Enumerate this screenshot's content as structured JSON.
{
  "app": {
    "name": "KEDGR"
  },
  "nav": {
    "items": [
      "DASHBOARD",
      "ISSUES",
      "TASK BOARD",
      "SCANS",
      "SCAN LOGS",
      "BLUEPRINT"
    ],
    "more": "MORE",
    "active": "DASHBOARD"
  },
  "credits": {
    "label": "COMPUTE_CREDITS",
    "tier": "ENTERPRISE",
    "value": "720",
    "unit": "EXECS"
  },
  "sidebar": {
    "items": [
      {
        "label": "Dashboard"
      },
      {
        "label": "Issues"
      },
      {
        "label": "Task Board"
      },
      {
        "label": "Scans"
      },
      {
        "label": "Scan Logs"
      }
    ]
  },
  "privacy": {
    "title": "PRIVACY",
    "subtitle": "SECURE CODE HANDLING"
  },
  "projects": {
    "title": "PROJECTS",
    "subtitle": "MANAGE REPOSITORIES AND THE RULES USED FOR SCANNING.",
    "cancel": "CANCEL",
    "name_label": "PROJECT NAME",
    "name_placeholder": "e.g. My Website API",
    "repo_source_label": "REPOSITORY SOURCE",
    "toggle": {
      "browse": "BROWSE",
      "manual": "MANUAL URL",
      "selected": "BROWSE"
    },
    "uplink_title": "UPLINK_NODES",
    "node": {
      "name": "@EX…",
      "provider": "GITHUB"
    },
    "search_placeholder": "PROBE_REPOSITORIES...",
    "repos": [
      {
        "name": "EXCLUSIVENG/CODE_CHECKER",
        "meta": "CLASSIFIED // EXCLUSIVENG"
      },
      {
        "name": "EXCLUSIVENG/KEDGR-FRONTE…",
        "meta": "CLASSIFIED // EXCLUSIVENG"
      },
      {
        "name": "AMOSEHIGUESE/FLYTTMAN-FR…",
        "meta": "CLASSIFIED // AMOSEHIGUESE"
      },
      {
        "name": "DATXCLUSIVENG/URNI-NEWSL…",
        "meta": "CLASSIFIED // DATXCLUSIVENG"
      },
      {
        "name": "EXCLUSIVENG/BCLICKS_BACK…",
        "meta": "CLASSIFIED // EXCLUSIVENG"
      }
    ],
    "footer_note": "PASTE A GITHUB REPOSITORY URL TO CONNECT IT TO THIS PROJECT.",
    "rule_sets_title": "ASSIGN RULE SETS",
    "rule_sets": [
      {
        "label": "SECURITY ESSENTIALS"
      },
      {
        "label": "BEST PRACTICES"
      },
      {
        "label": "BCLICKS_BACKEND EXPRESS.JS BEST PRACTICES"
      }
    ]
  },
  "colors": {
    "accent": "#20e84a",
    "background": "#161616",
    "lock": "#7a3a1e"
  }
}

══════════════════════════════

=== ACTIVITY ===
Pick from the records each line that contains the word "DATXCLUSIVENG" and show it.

=== ANSWER FOR THIS EXERCISE ===
        "name": "DATXCLUSIVENG/URNI-NEWSL…",
        "meta": "CLASSIFIED // DATXCLUSIVENG"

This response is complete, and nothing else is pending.